Ensure end users understand corporate policies around the use of personal smartphones and tablets for accessing corporate resources.
With this year’s huge rise in the awareness of advanced persistent threats (APTs), now would be a good time to focus on educating employees not only about corporate policies and government mandates, but also about the growing risk that these APTs pose to the organization. By educating end users about the reasons behind the policies, as well as the nature of such attacks, security professionals can get better buy-in from those end users, increasing the likelihood of changing risky end user behavior. Given the focus of these APTs on gaining entry through more sophisticated spear phishing attempts, encouraging a heightened vigilance among end users could be an additional tool in the security practitioner’s toolbox. With attackers’ proclivity for identifying users within the organization which have the credentials to access systems with sensitive data, and then sending e-mails that appear to be legitimate and contain links to sites with malicious code or attached documents infected with malware, end users become the weak link in the chain of trust. In addition, the combination of the growing BYOD phenomenon and the upcoming Christmas shopping season makes this an ideal time to remind end users of the dangers of careless Internet usage as well as corporate policies regarding smartphones and tablets.
IT service providers have long-established relationships with large enterprises, offering a range of advisory and managed IT services that now includes managed mobility services.
Operators may provide managed wireline services to large enterprises, including managed, secure VPNs, as well as a wealth of fixed and mobile access options. They may also provide managed mobility. How does an enterprise decide where to go for their mobility requirements?

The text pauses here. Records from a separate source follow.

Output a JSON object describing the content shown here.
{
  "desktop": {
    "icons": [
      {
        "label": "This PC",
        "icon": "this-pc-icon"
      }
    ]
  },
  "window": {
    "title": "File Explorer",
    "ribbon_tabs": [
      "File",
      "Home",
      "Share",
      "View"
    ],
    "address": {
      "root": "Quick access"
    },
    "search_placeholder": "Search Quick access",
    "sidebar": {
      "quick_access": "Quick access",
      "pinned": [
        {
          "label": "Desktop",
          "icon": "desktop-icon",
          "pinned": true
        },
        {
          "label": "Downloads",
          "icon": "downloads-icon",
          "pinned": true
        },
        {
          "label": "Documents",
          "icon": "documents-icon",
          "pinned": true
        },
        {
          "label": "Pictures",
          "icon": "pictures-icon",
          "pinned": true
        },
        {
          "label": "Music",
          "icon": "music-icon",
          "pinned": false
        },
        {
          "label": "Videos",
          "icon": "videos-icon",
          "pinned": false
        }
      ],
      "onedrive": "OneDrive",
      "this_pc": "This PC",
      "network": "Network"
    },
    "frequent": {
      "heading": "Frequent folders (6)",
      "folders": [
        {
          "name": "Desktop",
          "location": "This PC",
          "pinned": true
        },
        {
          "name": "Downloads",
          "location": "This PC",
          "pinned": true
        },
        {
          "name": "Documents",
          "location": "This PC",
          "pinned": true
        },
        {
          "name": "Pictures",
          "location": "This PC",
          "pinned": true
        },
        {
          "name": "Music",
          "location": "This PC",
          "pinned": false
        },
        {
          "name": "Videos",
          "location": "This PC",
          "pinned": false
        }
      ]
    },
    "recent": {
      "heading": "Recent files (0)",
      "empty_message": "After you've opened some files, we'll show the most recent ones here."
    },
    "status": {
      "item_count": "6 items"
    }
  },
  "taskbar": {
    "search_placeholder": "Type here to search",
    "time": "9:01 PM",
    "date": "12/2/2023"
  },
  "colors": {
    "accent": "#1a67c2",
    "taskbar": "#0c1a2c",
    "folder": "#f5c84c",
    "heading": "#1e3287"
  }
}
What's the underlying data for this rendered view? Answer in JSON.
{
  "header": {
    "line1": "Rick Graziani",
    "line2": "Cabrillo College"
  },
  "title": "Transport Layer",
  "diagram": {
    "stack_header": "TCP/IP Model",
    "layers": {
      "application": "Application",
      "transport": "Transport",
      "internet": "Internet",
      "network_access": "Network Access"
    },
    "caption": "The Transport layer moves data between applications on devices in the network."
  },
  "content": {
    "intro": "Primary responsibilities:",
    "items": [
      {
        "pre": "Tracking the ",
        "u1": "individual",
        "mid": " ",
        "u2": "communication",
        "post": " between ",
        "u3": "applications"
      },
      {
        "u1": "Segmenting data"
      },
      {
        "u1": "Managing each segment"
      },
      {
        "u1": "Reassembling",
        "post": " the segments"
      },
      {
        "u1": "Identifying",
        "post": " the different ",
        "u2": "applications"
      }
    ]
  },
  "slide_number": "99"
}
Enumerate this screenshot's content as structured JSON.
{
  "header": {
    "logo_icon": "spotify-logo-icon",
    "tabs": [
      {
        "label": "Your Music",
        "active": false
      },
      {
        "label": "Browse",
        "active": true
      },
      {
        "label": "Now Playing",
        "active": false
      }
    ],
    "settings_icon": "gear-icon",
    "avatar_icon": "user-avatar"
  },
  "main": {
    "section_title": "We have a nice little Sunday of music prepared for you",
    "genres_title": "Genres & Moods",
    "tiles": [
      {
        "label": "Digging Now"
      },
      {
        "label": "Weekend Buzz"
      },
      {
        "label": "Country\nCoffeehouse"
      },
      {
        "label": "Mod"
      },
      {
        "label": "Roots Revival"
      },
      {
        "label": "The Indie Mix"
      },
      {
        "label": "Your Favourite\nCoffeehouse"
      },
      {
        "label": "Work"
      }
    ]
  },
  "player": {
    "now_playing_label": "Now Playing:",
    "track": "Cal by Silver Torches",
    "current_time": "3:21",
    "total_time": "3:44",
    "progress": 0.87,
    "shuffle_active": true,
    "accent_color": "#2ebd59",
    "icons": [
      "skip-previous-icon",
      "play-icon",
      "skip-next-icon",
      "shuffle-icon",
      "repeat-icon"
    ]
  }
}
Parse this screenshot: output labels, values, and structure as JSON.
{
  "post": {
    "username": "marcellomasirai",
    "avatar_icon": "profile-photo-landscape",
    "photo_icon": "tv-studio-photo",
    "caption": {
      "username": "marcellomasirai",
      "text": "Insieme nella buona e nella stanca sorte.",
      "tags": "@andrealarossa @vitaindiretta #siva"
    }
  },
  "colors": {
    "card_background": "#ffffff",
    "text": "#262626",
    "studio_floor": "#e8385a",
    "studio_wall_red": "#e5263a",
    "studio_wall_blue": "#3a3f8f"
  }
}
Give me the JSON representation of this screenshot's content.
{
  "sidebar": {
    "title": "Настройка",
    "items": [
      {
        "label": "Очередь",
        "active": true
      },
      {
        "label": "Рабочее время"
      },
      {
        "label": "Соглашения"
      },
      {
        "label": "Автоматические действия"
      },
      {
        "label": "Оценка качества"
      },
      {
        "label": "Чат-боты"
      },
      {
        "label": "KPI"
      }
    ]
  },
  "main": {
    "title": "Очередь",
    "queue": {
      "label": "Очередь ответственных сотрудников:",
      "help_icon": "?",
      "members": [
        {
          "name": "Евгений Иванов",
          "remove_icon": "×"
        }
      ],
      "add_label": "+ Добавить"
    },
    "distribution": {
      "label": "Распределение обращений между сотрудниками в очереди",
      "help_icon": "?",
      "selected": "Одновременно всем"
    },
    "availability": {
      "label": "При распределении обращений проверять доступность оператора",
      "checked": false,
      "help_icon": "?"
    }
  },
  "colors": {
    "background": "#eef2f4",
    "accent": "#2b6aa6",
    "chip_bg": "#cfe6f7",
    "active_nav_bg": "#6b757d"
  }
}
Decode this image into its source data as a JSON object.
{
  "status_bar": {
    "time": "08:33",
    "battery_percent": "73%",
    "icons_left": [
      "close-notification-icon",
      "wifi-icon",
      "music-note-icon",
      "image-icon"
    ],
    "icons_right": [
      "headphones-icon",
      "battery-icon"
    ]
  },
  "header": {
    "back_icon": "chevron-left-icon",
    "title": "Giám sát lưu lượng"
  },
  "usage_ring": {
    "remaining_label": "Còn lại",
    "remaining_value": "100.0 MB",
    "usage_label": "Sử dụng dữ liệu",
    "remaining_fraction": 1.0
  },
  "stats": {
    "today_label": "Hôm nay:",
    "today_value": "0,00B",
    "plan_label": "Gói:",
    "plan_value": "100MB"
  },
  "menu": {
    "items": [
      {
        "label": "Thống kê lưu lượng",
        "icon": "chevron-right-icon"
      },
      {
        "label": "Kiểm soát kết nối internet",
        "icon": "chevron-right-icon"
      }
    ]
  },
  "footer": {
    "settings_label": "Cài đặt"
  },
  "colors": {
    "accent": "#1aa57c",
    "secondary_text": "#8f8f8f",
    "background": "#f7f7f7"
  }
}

Recent research conducted by Current Analysis shows that a relatively small percentage (25-35%) of businesses currently utilize external service providers for mobility management and security, but this is changing.
It is too soon to tell whether subscription pricing for networking equipment is a growing trend, with only two vendors offering such choices, but it is worth tracking.
Network operators should think about what it would mean for their network infrastructure upgrade process and explore with their network provider of choice whether it is considering adding such a pricing option.
What if you could buy your networking infrastructure in the same way you can buy cloud-based SaaS, PaaS, or name your XaaS? If you could pay for it out of your OpEx budget, through a subscription model that allows you to pay as you grow, would you do it?